Through a series of comparative chapters on Christianity, ritual medicine, burial practices, and transmigration, Young details the manner in which Kongolese people, along with their contemporaries and their progeny who were enslaved in the Americas, utilized religious practices to resist the savagery of the slave trade and slavery itself. When slaves acted outside accepted parameters—in transmigration, spirit possession, ritual internment, and conjure—Young explains, they attacked not only the condition of being a slave, but also the systems of modernity and scientific rationalism that supported slavery. In effect, he argues, slave spirituality played a crucial role in the resocialization of the slave body and behavior away from the oppressions and brutalities of the master class. Young's work expands traditional scholarship on slavery to include both the extensive work done by African historians and current interdisciplinary debates in cultural studies, anthropology, and literature.

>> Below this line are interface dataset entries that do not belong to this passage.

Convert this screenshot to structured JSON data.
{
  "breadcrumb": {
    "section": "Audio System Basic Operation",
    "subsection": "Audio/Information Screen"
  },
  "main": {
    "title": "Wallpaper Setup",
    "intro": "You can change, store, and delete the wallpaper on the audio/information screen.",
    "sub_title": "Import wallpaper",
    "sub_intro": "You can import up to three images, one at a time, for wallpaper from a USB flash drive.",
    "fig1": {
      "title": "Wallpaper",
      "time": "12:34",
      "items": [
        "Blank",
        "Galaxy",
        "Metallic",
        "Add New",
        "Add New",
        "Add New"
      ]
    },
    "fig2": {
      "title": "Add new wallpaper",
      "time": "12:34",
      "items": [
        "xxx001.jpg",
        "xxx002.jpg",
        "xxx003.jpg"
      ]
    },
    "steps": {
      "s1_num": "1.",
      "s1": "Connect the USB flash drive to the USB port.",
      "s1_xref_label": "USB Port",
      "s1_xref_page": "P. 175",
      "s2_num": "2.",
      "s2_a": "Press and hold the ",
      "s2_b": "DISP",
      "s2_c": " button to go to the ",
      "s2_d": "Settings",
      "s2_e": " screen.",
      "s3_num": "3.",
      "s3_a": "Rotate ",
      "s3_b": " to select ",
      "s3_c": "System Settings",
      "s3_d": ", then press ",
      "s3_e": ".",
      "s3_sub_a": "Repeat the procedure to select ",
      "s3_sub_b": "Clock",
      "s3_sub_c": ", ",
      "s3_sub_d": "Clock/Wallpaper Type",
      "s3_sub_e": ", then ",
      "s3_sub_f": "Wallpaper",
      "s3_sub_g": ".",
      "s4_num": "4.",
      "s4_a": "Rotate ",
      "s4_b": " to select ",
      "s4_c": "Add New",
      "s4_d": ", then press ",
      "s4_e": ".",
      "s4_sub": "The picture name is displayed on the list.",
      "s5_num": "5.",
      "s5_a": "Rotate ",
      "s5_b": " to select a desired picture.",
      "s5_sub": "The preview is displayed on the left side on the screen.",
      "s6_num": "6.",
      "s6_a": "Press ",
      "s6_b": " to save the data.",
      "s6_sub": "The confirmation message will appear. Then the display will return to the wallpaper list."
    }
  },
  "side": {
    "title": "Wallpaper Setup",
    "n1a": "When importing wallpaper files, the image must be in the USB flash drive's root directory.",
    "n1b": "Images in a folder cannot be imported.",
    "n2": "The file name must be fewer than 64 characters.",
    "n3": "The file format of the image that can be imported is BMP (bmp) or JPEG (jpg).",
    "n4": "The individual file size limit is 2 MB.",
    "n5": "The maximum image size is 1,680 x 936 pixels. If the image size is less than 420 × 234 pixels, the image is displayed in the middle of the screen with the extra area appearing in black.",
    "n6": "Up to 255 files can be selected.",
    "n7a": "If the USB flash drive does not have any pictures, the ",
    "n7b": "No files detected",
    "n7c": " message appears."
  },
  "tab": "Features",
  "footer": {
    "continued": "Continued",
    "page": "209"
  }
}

Drawing on a wide range of primary sources from both American and African archives, including slave autobiography, folktales, and material culture, Rituals of Resistance offers readers a nuanced understanding of the cultural and religious connections that linked blacks in Africa with their enslaved contemporaries in the Americas. Moreover, Young's groundbreaking work gestures toward broader themes and connections, using the case of the Kongo and the Lowcountry to articulate the development of a much larger African Atlantic space that connected peoples, cultures, languages, and lives on and across the ocean's waters.